Oliver, thank you very much. Oliver and I produce our nightly RELIABLE SOURCES newsletter which you can sign up for free right now. You go to You can get on the list for our nightly newsletter with all the day's media tech and culture news.

A quick break here on the program, and then a way to acknowledge Mother's Day, a way to thank all the moms out there. We're going to introduce you to one mom who's showing us it's never too young to start learning how to be a reporter.



STELTER: On this Mother's Day, here's a kid-friendly activity for families who are staying at home during the pandemic, start an online newspaper. Here's an idea. You can see some young journalists have been hard at work actually all across the country producing their own first drafts of history at home. Thanks to the web, it's easier than ever to do it.

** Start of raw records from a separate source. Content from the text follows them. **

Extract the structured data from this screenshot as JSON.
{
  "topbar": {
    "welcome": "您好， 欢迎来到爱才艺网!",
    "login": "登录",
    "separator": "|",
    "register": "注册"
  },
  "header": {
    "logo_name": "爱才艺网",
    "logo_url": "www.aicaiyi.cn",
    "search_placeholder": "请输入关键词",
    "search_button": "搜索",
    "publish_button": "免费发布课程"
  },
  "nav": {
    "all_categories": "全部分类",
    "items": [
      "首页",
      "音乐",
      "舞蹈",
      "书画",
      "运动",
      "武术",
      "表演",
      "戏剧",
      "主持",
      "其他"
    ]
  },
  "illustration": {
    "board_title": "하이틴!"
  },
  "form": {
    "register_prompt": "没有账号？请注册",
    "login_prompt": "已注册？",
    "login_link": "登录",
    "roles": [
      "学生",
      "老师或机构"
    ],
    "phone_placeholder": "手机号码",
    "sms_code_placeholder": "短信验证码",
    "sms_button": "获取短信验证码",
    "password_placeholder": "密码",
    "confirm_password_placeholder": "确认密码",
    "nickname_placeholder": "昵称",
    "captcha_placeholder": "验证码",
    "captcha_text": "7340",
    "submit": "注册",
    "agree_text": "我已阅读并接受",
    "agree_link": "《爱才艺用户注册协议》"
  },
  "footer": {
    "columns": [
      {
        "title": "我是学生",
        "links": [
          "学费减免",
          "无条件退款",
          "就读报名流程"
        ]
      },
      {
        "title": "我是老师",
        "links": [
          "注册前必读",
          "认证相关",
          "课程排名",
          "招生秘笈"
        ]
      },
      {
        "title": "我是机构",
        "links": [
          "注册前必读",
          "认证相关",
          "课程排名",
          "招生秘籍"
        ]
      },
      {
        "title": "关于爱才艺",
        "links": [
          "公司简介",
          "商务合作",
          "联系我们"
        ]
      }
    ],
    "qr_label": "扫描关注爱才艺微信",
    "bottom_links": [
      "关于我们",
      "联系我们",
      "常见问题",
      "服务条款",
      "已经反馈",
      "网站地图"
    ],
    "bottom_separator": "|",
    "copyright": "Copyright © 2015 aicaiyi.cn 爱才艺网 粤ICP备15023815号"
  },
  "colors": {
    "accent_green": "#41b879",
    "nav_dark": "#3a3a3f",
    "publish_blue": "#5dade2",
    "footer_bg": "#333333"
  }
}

So I want to introduce you to heroic mom and former English teacher, Claire Lundgren, who has been putting together something she calls The Quarantine Times with her daughters Claire and Rachel. This paper covers everything from the pet side view of the quarantine to local chalk art.

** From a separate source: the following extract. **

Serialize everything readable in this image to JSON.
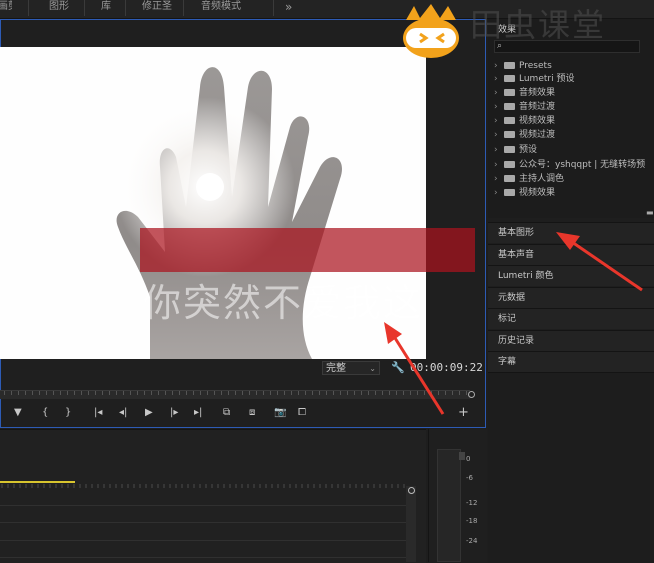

The fourth edition of the quarantine times came out today or came out recently and it includes some Mother's Day tributes. So let's bring in Laura, Claire, and Rachel from their home. Laura, what gave you the idea to do this? LAURA LUNDGREN, MOTHER AND EDITOR IN CHIEF, THE QUARANTINE TIMES: Brian, as I was watching things get canceled, I just realized kids don't have much to look forward to. And I knew people were going to be lonely and really isolated and I thought this would be a great communication piece between kids at home and people in the community.

STELTER: Claire, what have you learned so far about being a reporter?

CLAIRE LUNDGREN, STARTED ONLINE NEWSPAPER WITH MOM: I learned that you have to work very hard and make sure you got everything right before you publish.

STELTER: It doesn't get more important than that. You've already got it down. Rachel, what about you? What's the -- what's your favorite thing you've written or produced for The Quarantine Time so far?

L. LUNDGREN: Writing about your fictional friends?



STELTER: So four issues down, many more to go.

L. LUNDGREN: That's right.

STELTER: And where can people find it? How will they read it?

L. LUNDGREN: You can read it on our Facebook page at the Quarantine Times WI for Wisconsin, or you can find us on flipsnack/thequarantinetimes.

STELTER: There we go. I love the idea. Laura, Claire, Rachel, thank you very much. Happy Mother's Day, Laura.

L. LUNDGREN: This is, shall we say, a pretty socially distant Mother's Day with many families unable to get together to celebrate. My mother Donna was a nurse and a manager in a nursing home for many years, which got me thinking about all the moms on the front lines who are battling this dreaded virus right now. Thank you to them and to my mom and my mother in law, Helen, and my wife, Jamie, the mother of my two kids.

Every night now, our three-year-old daughter Sonny wants to FaceTime with Nana, and with Bobby. Every night, she wants to know how much longer they have to stay away from her. How much longer until the germs go away. It can be really tough. But moms are natural-born teachers.

I'm still learning from the moms in my life, and I can see that Sonny is too. She's learning to wear her superhero mask, and she's learning about nurses and doctors, and she's learning patience. That's probably the most important part of all.

I like to think that the ultimate lesson right now is about resilience. As I said a few weeks ago here, it's OK to not be OK right now. No one is OK. But from this time, we are all going to carry lessons for the rest of our lives. Lessons about being resilient. So I just want to say thank you to all the moms who are teaching us today and every day.

We are out of time here on TV. But join us online at for our weekly podcast, daily newsletter. Plus, a quick program to note about next Sunday, an incredible documentary about "The National Enquirer." It's called "Scandalous." And it's premiering here on CNN, next Sunday night. You're going to make sure to tune in.

Thanks for joining us on RELIABLE SOURCES. "STATE OF THE UNION" is next and as soon as Andrew Cuomo begins his daily briefing, we'll bring it to you live.